Andy Chen, the CEO of Tidal’s parent group Aspiro, acquired by Jay Z in February, is being replaced. The interim successor is former CEO Peter Tonstad, who has been with the company since 2010. In a statement, Tonstad says:
I believe in Tidal and what the team is doing to affect the change the music industry needs. We’re streamlining the company and refocusing our resources to ensure the platform continues to grow, and listeners can make a connection to their favorite artists. No one else is doing this.
At the moment, very few people share his faith. Artists including Mumford & Sons, Steve Albini, and Ben Gibbard have all been publicly critical of Tidal and its high-profile shareholders’ plea for $20 a month for “lossless sound.” It’s the steepest price on the streaming market, and when the wealthiest pop stars in the world ask fans to pay more money for something that, in other quarters, is offered for much less, there’s bound to be tension and ridicule.
Tidal clearly has an elitism problem, one that Jay Z has been trying to mitigate by calling random people to thank them for using the service he launched in March. It’s not that surprising that Chen is being replaced. In February, he told The Verge that “this service is not for everybody,” a comment that probably doesn’t sit well with consumers who care very little about CD-quality sound versus the lower bitrate offered by Spotify and other competitors. If Tidal wants to survive, it needs people to subscribe to both its $10 tier and its $20 tier. It needs “everybody.”

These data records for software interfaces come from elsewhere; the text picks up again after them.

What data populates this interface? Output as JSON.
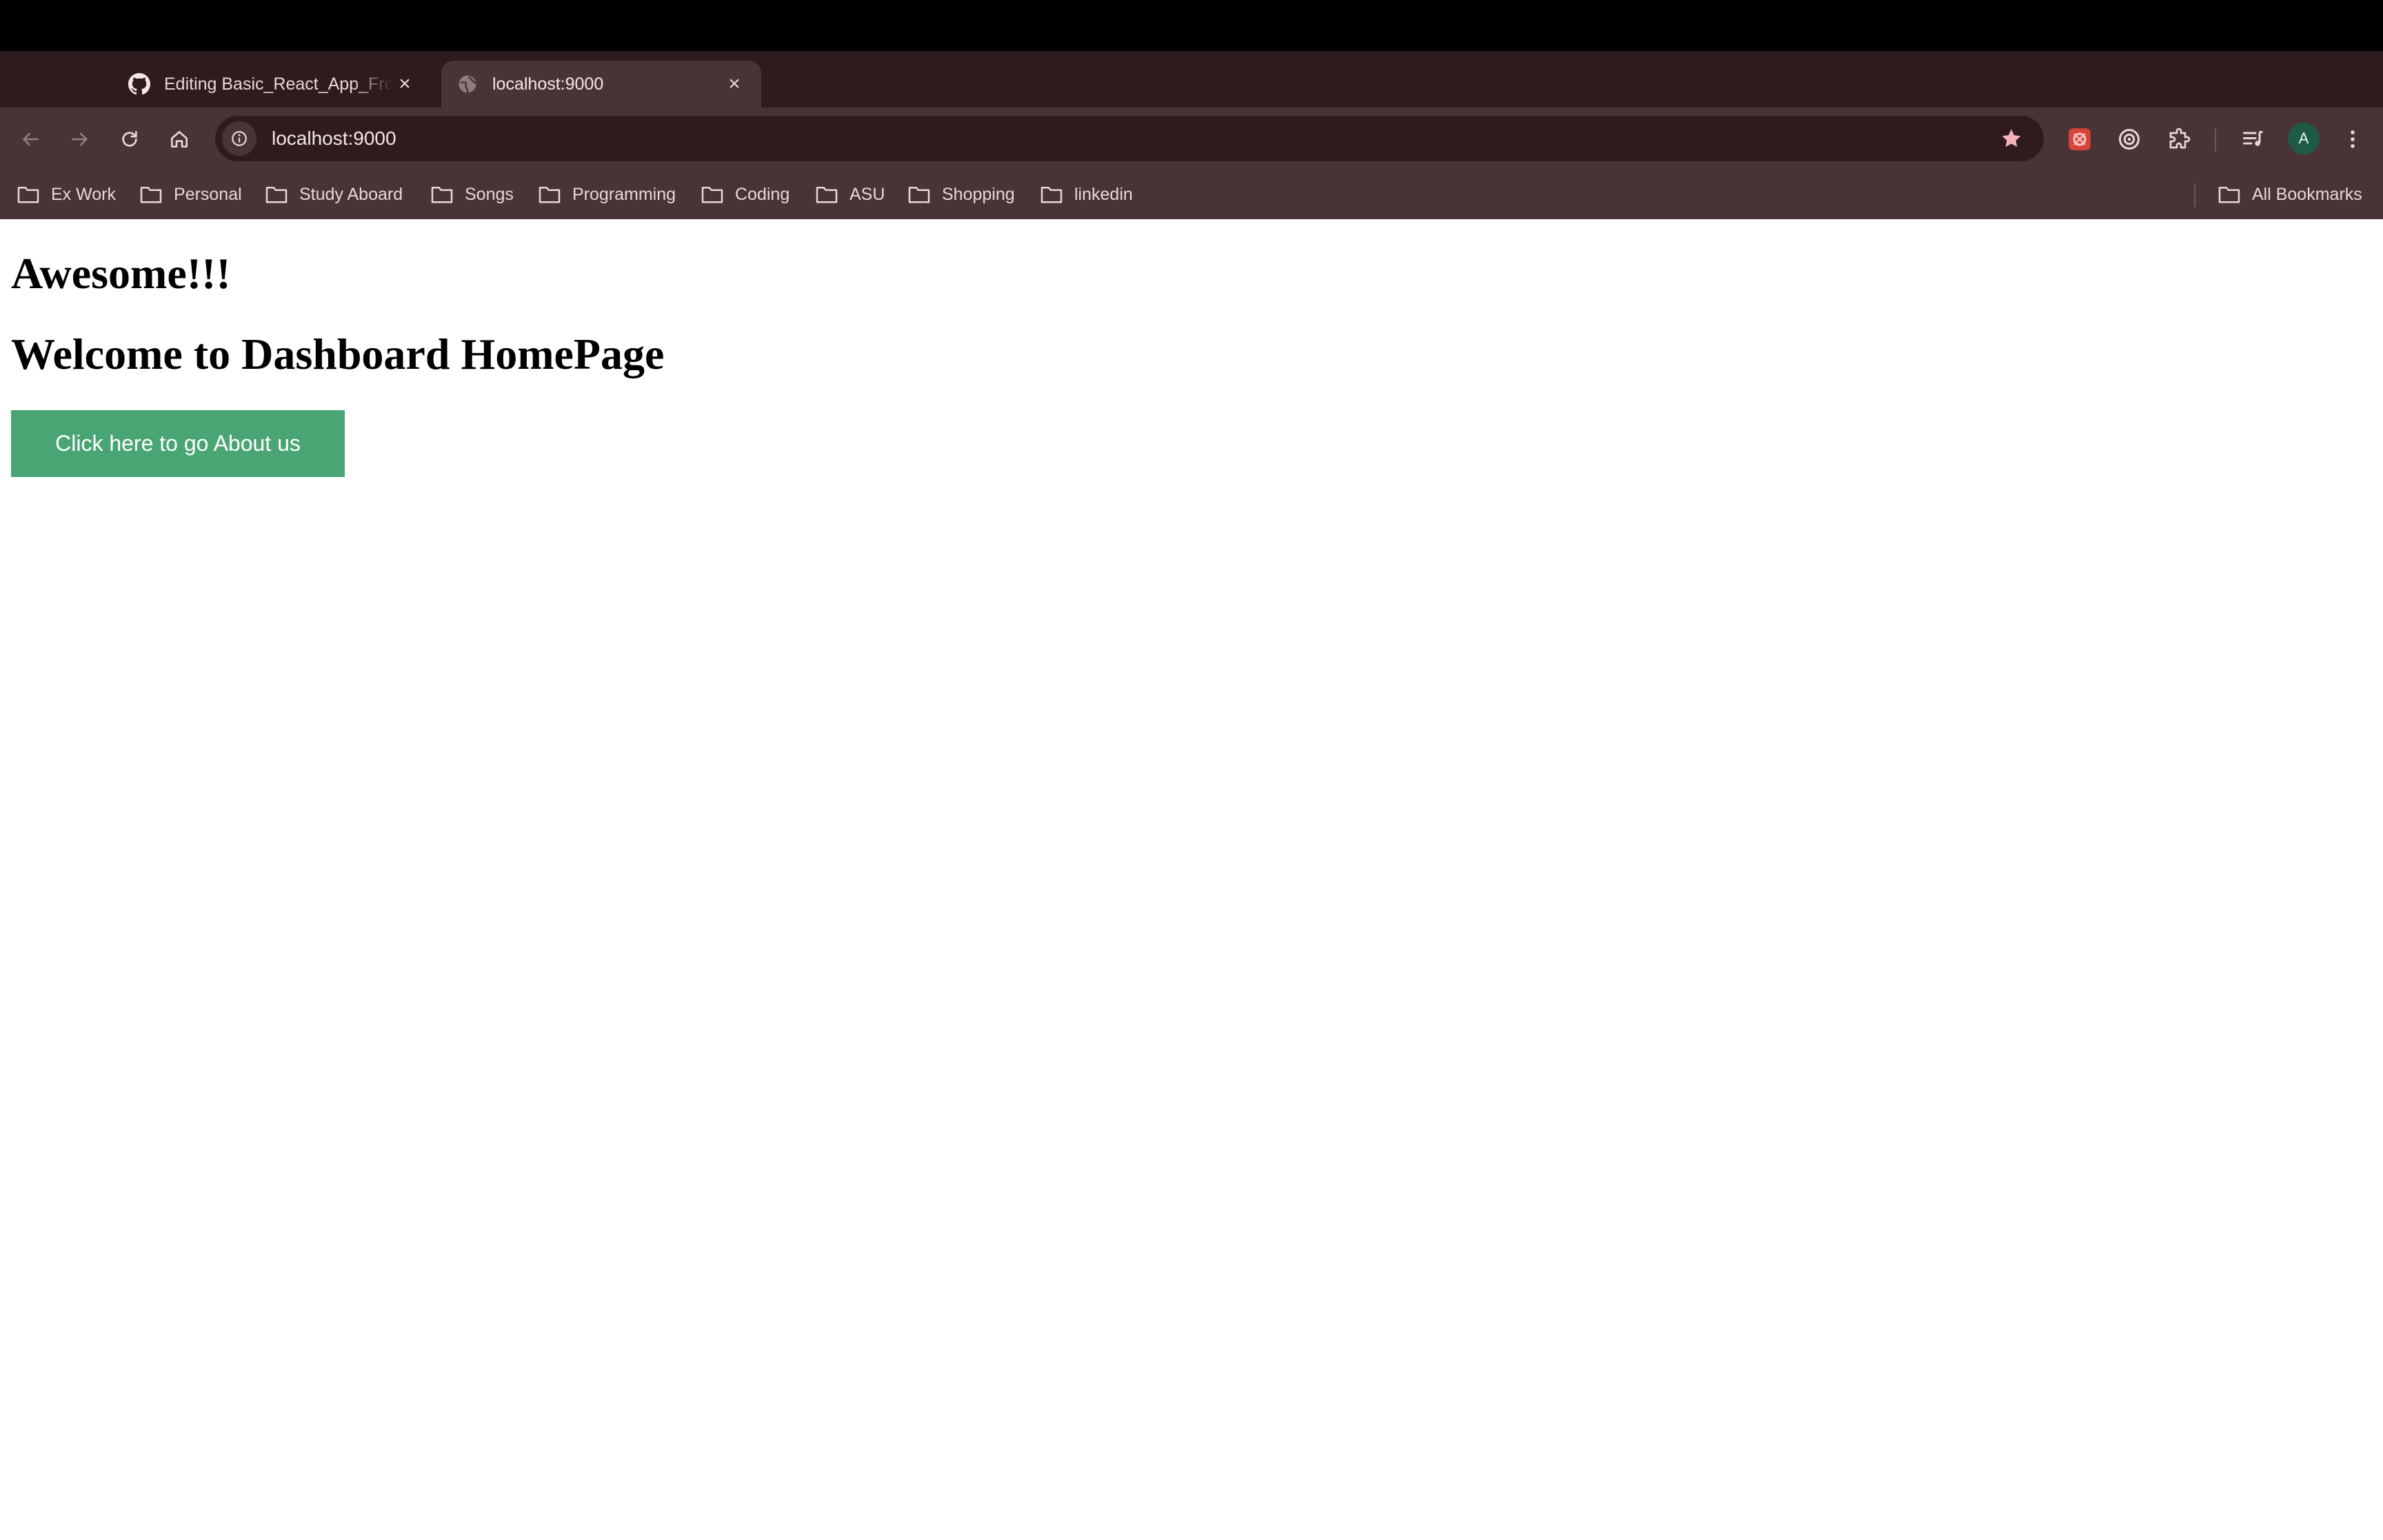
{
  "browser": {
    "tabs": [
      {
        "title": "Editing Basic_React_App_Fro",
        "favicon": "github-icon",
        "active": false
      },
      {
        "title": "localhost:9000",
        "favicon": "globe-icon",
        "active": true
      }
    ],
    "new_tab_label": "+",
    "address_bar": {
      "url": "localhost:9000"
    },
    "profile_initial": "A",
    "bookmarks": [
      {
        "label": "Ex Work"
      },
      {
        "label": "Personal"
      },
      {
        "label": "Study Aboard"
      },
      {
        "label": "Songs"
      },
      {
        "label": "Programming"
      },
      {
        "label": "Coding"
      },
      {
        "label": "ASU"
      },
      {
        "label": "Shopping"
      },
      {
        "label": "linkedin"
      }
    ],
    "all_bookmarks_label": "All Bookmarks",
    "theme_colors": {
      "frame": "#2e1b1d",
      "toolbar": "#4a3336",
      "text": "#ead6d7"
    }
  },
  "page": {
    "heading_1": "Awesome!!!",
    "heading_2": "Welcome to Dashboard HomePage",
    "about_button_label": "Click here to go About us",
    "button_color": "#4aa574"
  }
}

Tidal has denied that Chen was dismissed, calling those reports “incorrect.” Still, it’s apparent that the company will need to address some major identity issues if it wants to compete in what is turning into a very crowded, very competitive market. Both Apple and Google are set to launch streaming services later this year.